Moving from Lynx into Monoceros, I observed NGC2149. This reflection nebula appeared as a tiny glow around a dim star in the middle of a Christmas tree-shaped asterism. Three open clusters were next: NGC2215, NGC2232, and NGC2236. Of these, NGC2232 was the most interesting. I saw the cluster as two separate groups, one to the NW and the other to the SE. The NW group looked like a pair of antennae, and the SE group had a bright star at the top and looked like the constellation Andromeda. I then turned to NGC2261, Hubble's Variable Nebula. Peter was leaving and mentioned that he didn't recall seeing this object, so he took a quick look. I really enjoyed the comet-shaped appearance, a little like the "False Comet" in Scorpius, but on a much smaller scale, and of different composition. I then moved on to NGC2301, an open cluster that consisted of a long star chain running N-S with a wide, intersecting grouping running E-W. To me, it looked like a gliding bird and had gold, blue and reddish stars in the center.

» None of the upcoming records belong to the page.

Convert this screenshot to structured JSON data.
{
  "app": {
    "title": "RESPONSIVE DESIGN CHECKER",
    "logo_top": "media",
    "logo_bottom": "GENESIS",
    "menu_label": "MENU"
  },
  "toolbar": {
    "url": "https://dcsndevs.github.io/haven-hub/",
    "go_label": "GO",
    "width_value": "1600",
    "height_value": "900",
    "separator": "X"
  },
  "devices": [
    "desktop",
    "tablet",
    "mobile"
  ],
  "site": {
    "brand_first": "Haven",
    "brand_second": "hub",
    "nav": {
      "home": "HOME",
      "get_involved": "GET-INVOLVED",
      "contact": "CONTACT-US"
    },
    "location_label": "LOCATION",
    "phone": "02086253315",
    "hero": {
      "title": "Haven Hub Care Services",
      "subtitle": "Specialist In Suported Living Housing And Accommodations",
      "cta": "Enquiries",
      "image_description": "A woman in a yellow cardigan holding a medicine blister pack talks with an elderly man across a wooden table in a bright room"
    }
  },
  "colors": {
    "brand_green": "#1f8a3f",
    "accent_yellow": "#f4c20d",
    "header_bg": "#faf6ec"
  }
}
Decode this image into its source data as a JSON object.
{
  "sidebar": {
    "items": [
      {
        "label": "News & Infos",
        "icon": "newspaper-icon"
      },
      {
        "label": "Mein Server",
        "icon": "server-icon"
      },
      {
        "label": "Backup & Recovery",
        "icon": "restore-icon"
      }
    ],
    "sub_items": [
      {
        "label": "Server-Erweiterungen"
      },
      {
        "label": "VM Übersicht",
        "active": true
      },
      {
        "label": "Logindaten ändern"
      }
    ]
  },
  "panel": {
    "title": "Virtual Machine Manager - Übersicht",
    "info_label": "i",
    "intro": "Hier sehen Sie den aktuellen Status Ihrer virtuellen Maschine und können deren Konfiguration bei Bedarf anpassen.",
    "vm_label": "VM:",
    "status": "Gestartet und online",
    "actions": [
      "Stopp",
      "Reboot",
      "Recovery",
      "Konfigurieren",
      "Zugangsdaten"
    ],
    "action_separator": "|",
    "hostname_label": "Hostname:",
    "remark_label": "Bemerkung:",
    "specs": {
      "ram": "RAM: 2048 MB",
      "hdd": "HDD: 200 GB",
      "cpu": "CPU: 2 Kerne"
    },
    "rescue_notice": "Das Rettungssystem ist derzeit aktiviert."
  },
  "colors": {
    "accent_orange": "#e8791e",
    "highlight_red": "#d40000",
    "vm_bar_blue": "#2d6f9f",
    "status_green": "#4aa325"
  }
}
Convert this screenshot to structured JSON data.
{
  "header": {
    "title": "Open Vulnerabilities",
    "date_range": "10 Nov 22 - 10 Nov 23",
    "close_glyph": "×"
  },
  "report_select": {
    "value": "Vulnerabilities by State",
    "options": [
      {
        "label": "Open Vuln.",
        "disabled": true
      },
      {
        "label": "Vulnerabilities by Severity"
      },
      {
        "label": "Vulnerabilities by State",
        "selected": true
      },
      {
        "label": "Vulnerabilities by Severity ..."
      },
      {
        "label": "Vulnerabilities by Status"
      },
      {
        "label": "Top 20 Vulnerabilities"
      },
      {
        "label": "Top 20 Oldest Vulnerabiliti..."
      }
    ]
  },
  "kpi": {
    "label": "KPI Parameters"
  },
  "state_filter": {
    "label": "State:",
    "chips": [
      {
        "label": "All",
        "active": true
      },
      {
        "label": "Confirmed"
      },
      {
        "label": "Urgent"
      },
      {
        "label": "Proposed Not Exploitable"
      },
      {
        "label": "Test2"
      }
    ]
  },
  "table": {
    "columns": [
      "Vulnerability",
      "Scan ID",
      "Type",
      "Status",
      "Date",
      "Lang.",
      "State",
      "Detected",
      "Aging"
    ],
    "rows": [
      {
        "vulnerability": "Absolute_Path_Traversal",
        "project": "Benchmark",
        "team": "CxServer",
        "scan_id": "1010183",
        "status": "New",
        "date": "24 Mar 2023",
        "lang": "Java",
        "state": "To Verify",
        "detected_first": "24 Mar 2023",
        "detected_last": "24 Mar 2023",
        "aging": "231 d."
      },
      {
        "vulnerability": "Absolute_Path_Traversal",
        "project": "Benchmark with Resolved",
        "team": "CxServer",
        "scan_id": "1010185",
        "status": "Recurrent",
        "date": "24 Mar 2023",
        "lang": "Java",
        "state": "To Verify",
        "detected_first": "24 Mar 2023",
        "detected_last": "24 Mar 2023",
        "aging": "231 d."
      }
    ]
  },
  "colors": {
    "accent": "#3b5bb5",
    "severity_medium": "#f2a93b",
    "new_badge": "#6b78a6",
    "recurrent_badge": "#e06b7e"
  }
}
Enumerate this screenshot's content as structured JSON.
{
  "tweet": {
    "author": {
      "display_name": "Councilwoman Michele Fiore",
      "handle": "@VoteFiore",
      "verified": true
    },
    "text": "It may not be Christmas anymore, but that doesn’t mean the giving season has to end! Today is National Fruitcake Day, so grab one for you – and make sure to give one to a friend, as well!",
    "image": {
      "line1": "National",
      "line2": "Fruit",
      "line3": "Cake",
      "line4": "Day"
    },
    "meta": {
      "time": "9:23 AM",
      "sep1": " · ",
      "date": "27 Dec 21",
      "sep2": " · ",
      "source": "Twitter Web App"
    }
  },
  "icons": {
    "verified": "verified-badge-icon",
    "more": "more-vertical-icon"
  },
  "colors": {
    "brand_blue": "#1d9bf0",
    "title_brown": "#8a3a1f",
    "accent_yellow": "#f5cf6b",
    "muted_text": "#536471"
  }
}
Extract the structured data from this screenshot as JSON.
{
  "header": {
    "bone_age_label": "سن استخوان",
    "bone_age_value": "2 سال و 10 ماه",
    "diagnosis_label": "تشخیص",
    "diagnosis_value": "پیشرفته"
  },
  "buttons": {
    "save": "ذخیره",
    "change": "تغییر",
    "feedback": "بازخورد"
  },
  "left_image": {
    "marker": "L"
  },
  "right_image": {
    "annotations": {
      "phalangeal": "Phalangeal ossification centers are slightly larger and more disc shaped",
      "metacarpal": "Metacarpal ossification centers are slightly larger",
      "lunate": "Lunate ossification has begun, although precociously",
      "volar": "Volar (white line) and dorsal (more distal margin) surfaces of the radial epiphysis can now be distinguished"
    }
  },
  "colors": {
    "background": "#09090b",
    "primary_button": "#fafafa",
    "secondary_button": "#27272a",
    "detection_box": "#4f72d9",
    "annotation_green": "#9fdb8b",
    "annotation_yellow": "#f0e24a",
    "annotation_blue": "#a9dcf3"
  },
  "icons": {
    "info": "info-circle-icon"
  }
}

Except for a quick look through Czerwinski's scope, I had avoided Jupiter's blinding light all evening. The banter from the other end of the row finally got to me, however, and I decided to make Jupiter my last object of the night. I joined in at 0908 UTC, and saw the usual detail in the polar and temperate regions. The NTeB, however, was very light (I've noticed this more than once this season.) I also saw the merged shadows of Io and Europa in the middle of the EZ, W of the meridian. The shadow was sharp, but definitely elongated. By 0927, the then partially-eclipsed Io could be seen at the meridian, while Europa's shadow had only moved slightly. This was quite a remarkable change in less than twenty minutes! It wasn't until I checked the December S&T article earlier today that I realized what I had seen. Although I knew a double transit and eclipse were occurring at about that time, I thought I was seeing both shadows separated again. It didn't dawn on me until later it couldn't possibly be Io's shadow on the meridian, since the merged shadows were already past the meridian the first time I looked! Excellent, and there are more of these events to come.
Monday night was easily the best night of the weekend. I was at Coe on Saturday night and at both Dino and Coyote on Sunday night, and had problems with clouds, transparency, fog and dew. I'll definitely check out Fremont Peak more often. Thanks again to everyone who helped make Monday a remarkable night.